-- Input data follows --
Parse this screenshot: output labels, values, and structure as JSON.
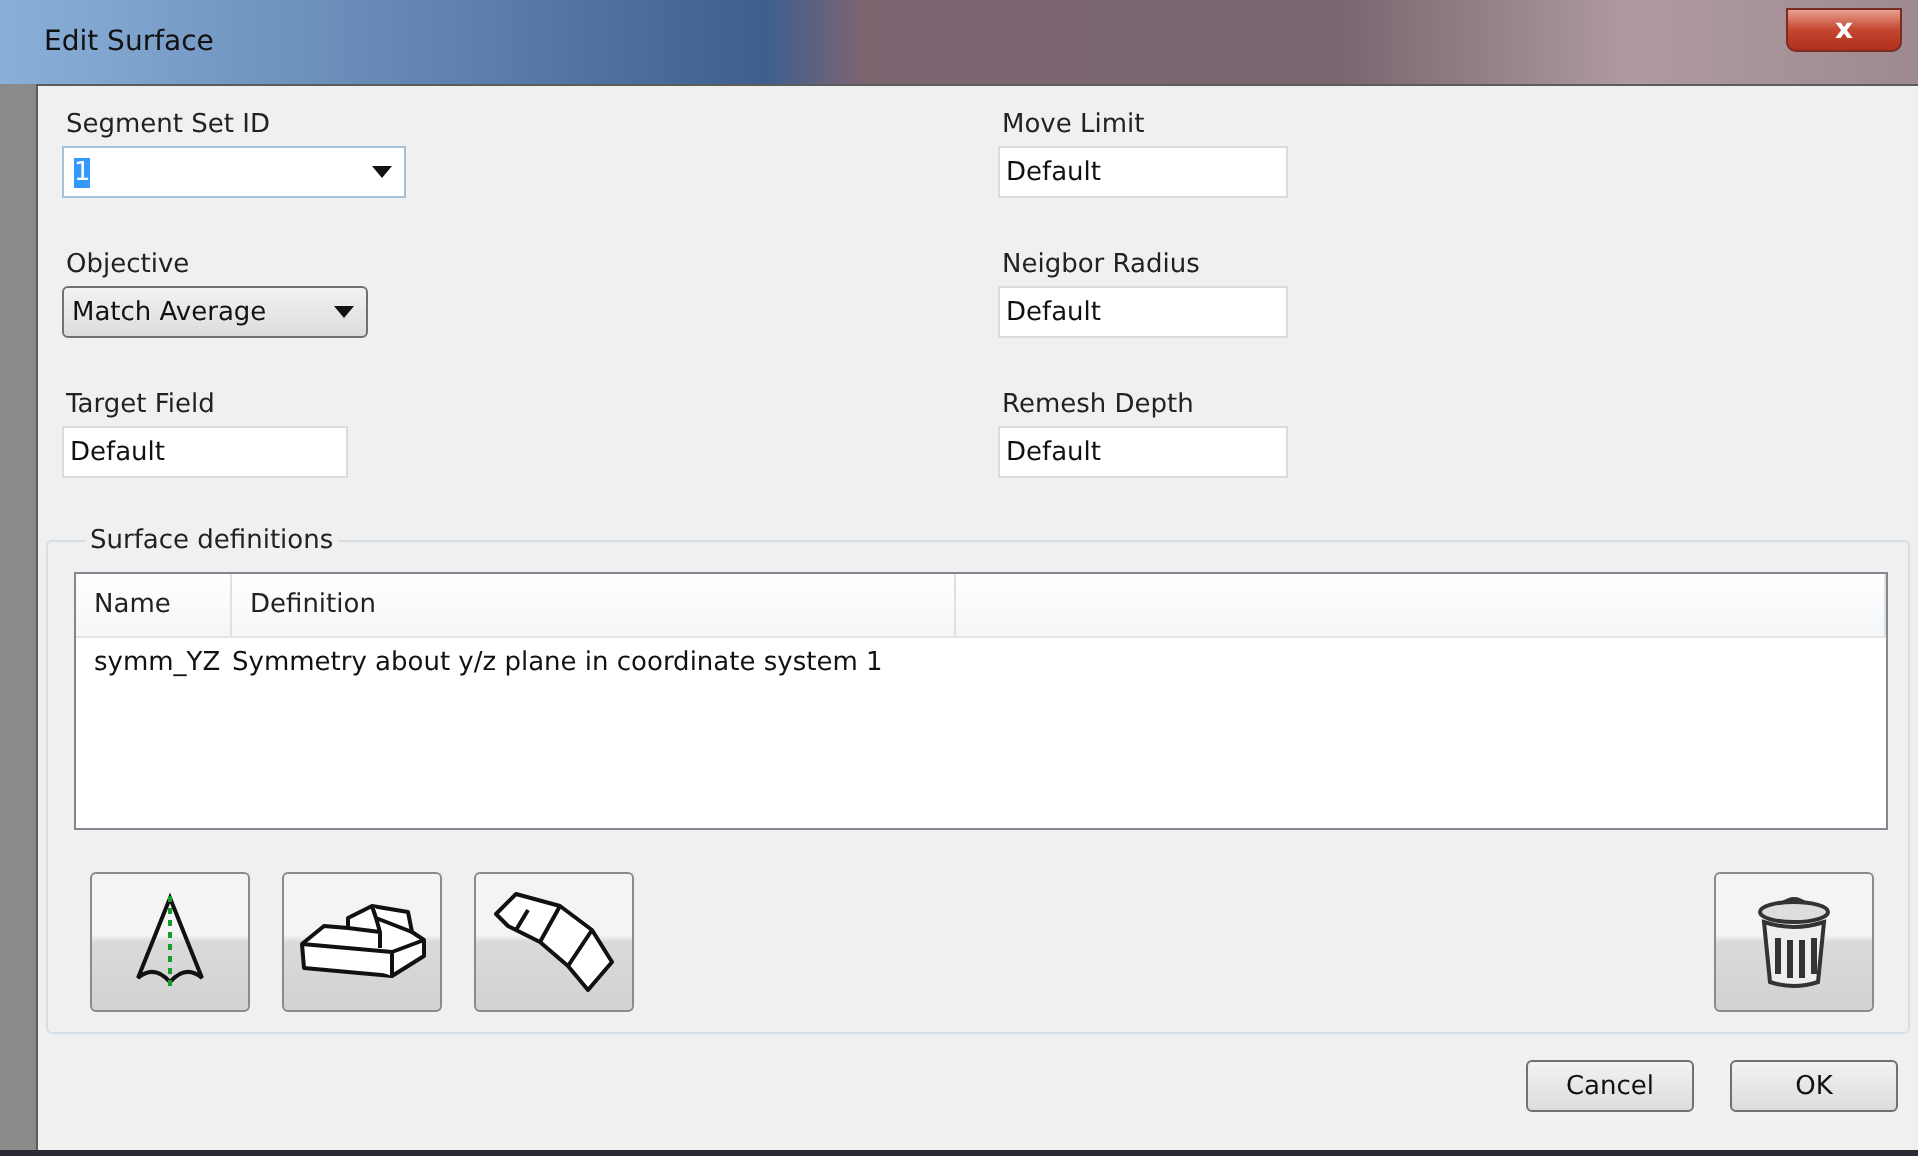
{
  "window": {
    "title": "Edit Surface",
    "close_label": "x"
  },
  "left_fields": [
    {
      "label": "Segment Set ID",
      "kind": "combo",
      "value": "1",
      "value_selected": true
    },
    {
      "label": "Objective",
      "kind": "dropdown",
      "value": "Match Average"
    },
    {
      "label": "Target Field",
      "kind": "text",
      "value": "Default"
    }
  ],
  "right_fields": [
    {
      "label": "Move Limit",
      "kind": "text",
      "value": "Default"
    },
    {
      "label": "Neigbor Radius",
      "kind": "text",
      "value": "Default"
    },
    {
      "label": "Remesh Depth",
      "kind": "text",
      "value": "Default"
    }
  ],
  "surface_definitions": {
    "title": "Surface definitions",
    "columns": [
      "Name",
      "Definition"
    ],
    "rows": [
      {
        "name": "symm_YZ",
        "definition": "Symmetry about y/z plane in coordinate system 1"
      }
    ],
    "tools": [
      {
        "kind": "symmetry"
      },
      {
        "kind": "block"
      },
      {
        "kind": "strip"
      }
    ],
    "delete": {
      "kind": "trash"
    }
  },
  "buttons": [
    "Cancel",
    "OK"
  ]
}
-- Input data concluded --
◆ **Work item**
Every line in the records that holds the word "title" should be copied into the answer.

◆ **Your solution**
    "title": "Edit Surface",
    "title": "Surface definitions",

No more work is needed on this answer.